As a personal anecdote and in my own work experiences, these management mindset differences are significant and result in huge differences in economic outcome - both for the workers involved as well as the companies themselves.

The Web 3 Mindset

But the Web 2 / Internet-era corporate management mindset and the traditional corporate management mindset are similar in one fundamental aspect - maximize profits for insiders, management and shareholders, even if it's at the expense of the wider social good.

And this is exactly why Jack Dorsey is famously critical of a16z.

To Dorsey, Andreessen Horowitz and its $2.2 billion crypto fund epitomize much of what’s wrong in the crypto movement. By funding companies that enable a new internet built on the blockchain — aka Web3 — Andreessen Horowitz is positioning itself to profit mightily from a system that (if it works) is meant to distribute gains to the users. Funding these companies can also entitle VC firms to tokens they can use to steer governance and take outsized returns, which doesn’t help matters. “You don’t own ‘web3,’“ Dorsey tweeted. “The VCs and their LPs do. It will never escape their incentives. It’s ultimately a centralized entity with a different label.”

Will VCs have an outsized influence on the nature of web3?

Or is there yet hope that the crypto purists (like Jack Dorsey) and VC-funded web3 startups have a path on a middle road?

Web 3 takes the concept of capitalism to a much wider audience - but that requires a shift in management mindset and style. It will take a whole new mindset and leadership model to understand the zen of growing the pie to empower communities and customers, beyond management and shareholders (investors).

There is nothing harder than changing people's behaviour and mindset. This is a non-trivial mindset change for people who are already well-schooled with operating models of Traditional Corporations, the Web 2 corporations or the VC-funded corporations.

Are we at the beginning of a better, more enlightened form of capitalism? Or is it more of the same?

· One min read
Calvin Cheng

It's been a fun 5 years journey in some amazing companies. It's all heads down and getting things done.

And it's been a while since I wrote and publish publicly.
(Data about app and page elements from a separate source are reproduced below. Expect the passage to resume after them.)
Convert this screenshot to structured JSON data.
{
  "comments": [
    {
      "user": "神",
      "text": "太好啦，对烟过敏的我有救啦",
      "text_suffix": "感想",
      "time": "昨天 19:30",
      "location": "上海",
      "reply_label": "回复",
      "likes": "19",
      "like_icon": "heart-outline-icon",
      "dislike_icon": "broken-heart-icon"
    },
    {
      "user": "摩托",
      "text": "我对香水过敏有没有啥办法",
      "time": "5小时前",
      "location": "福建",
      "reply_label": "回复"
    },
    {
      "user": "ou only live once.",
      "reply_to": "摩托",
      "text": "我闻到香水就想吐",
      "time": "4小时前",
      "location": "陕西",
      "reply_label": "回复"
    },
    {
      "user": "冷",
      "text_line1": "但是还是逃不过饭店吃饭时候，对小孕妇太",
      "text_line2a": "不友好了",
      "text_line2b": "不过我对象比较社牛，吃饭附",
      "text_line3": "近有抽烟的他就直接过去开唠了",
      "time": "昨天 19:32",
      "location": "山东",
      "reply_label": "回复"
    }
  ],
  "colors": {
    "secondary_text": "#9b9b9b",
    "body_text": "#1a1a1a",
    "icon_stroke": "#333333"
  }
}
It's a really good time for some reflection and for sharing mistakes I have made, successes I have had, the cool people I have had the opportunity to work with and all the fun stuff I have done.